[Page and application data records]
◇ ◇ ◇ ◇

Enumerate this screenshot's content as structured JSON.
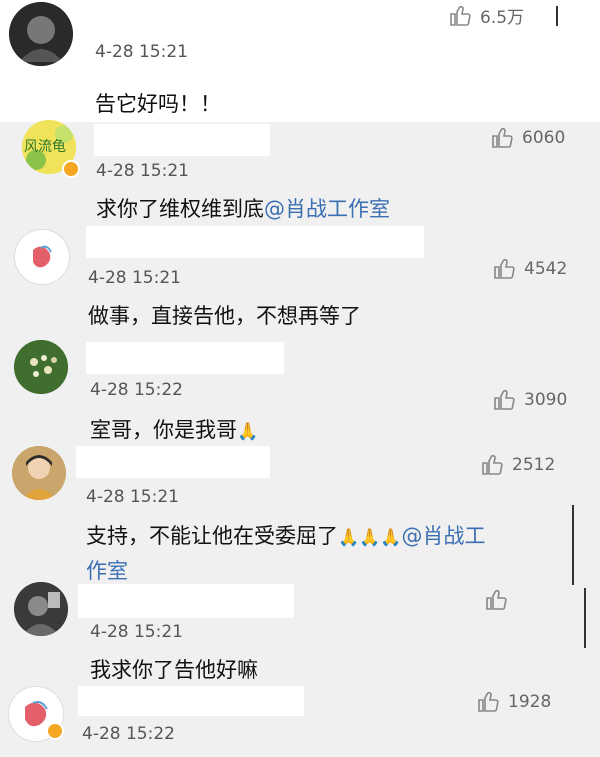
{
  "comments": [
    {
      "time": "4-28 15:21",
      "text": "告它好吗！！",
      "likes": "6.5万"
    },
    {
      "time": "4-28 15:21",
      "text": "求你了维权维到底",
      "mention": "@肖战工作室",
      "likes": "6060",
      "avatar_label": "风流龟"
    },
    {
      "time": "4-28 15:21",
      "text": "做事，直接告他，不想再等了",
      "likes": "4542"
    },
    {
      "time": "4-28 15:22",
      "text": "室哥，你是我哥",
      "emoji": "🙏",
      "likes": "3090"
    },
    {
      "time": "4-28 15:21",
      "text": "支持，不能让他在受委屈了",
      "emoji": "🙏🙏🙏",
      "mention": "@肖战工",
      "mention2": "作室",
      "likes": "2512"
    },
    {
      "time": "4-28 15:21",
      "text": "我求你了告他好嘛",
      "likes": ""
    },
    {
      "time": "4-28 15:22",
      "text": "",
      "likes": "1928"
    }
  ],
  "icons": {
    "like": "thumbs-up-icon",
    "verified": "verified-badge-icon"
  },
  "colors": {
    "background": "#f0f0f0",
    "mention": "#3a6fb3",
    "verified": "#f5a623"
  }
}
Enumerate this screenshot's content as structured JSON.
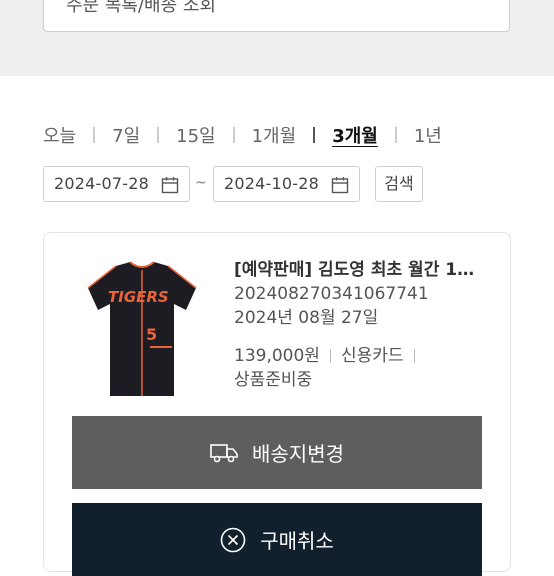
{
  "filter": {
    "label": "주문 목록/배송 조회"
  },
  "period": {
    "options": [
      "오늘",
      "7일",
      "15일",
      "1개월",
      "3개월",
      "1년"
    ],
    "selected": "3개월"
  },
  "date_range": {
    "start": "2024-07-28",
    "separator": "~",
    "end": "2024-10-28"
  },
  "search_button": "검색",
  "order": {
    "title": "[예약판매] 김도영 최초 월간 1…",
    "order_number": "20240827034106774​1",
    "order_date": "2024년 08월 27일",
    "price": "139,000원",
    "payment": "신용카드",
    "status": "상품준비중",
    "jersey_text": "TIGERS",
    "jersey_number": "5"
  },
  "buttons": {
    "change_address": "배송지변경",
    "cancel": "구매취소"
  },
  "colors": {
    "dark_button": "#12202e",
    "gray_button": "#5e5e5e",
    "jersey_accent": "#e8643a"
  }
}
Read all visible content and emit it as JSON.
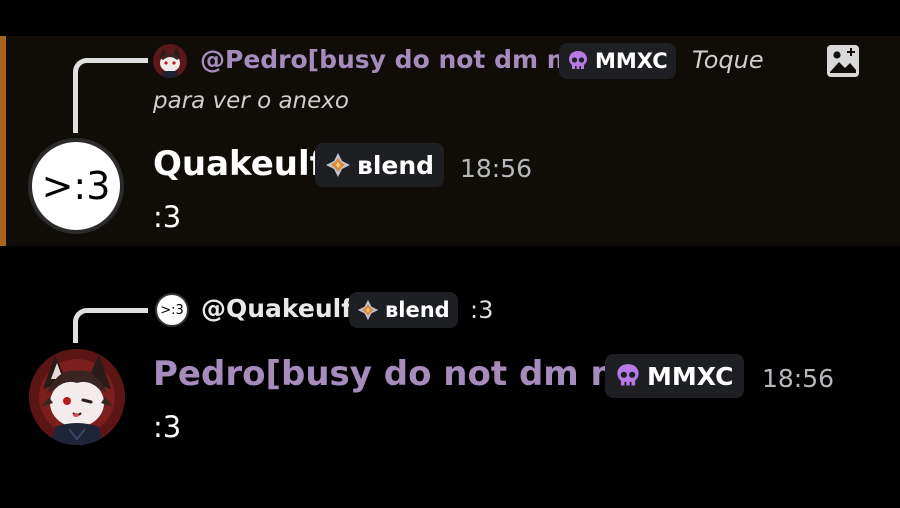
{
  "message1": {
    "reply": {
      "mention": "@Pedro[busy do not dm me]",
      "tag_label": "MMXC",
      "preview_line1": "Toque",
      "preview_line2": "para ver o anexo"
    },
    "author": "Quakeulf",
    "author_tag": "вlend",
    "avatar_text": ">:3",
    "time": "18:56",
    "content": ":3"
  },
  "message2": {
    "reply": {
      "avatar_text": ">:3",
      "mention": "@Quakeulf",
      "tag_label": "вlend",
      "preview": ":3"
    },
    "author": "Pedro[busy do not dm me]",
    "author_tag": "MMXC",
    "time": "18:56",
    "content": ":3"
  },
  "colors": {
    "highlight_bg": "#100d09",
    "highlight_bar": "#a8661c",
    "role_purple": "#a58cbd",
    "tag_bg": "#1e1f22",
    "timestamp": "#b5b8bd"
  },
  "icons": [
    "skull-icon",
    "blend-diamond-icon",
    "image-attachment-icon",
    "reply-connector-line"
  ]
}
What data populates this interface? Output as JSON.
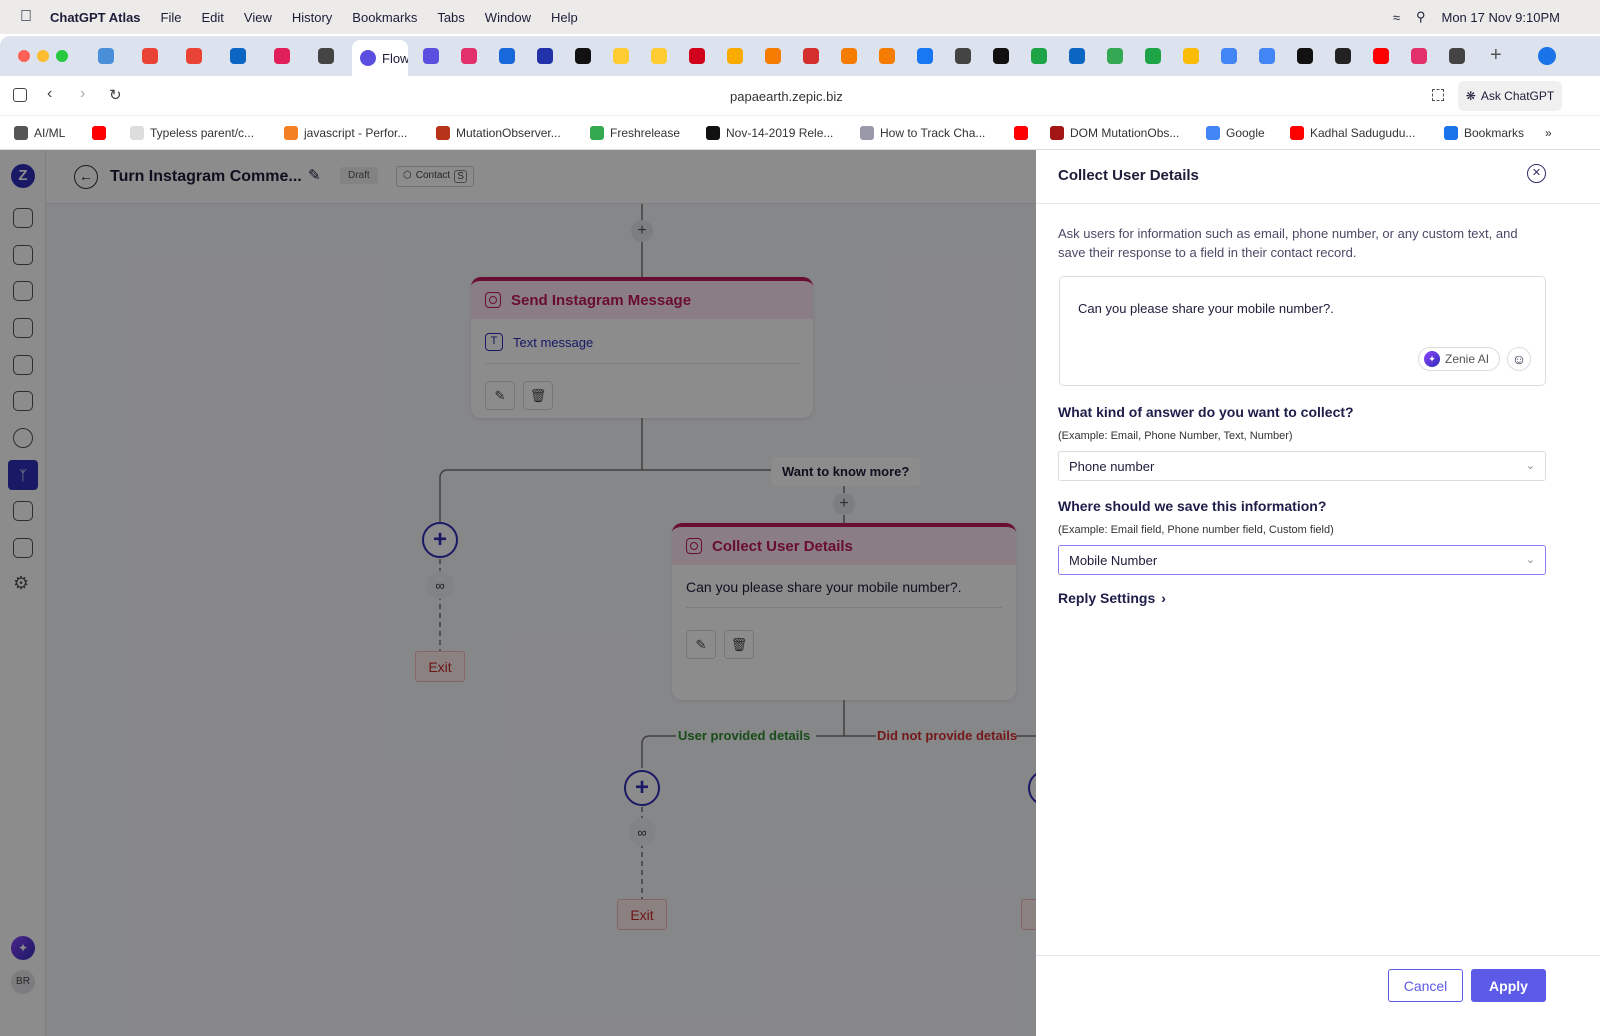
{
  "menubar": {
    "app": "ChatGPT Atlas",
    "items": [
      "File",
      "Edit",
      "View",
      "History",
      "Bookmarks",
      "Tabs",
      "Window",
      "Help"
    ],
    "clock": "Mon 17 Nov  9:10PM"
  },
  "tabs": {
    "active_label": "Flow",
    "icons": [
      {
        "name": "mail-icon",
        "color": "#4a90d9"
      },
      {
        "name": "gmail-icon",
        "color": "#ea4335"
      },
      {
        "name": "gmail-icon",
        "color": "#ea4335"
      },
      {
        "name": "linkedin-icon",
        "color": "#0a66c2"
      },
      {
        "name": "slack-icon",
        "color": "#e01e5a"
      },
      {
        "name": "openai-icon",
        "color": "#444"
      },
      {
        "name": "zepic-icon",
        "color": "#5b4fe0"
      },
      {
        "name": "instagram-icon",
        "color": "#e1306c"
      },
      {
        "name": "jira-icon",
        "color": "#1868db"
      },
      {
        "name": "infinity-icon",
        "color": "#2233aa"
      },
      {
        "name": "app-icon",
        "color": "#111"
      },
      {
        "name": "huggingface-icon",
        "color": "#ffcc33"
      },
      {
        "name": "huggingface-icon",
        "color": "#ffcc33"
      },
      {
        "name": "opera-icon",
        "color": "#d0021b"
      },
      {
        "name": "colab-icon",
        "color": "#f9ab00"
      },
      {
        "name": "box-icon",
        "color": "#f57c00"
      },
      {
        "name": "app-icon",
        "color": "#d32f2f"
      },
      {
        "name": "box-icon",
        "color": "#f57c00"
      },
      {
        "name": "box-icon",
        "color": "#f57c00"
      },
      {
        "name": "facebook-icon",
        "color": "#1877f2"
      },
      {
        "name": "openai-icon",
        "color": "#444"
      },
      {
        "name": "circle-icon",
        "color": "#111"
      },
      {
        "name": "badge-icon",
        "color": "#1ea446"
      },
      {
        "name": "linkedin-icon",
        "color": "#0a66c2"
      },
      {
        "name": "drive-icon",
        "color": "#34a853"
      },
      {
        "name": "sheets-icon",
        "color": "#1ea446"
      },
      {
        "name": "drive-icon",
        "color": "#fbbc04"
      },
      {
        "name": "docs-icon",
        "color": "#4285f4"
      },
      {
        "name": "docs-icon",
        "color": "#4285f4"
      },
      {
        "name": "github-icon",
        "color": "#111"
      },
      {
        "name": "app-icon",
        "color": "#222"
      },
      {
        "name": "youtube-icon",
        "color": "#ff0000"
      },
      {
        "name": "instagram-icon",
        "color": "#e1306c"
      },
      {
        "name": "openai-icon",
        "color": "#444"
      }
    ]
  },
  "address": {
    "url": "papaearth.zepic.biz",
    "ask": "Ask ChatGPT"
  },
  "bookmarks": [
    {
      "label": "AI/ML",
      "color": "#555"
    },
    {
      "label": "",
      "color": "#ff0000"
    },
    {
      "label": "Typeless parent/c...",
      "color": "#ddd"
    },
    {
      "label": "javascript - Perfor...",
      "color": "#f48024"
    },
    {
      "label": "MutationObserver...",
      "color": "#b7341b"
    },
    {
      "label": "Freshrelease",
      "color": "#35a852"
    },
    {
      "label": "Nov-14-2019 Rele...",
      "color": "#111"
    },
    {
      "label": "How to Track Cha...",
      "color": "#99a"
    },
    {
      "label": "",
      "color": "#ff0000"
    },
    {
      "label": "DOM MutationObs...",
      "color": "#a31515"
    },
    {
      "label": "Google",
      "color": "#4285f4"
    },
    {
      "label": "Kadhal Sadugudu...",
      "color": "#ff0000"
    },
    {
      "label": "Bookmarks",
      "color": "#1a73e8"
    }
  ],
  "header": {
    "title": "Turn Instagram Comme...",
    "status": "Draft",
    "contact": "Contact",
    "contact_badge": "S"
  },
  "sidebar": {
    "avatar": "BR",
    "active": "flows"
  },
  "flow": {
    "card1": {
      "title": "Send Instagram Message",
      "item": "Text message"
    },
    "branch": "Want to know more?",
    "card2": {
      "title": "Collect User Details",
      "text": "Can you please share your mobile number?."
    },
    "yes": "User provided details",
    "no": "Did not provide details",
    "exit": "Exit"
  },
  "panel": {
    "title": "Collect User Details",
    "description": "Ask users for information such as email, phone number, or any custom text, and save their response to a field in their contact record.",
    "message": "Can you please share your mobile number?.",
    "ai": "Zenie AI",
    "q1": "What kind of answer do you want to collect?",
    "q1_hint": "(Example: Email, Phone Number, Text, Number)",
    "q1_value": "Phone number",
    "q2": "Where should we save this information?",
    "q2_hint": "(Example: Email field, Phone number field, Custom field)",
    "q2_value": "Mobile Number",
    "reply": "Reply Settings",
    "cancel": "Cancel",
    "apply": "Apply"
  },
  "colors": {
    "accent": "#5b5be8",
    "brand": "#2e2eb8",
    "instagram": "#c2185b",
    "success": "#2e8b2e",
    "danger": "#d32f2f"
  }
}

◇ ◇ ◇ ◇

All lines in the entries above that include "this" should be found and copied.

Enumerate this screenshot's content as structured JSON.
Enumerate this screenshot's content as structured JSON.
What data populates this interface? Output as JSON.
    "q2": "Where should we save this information?",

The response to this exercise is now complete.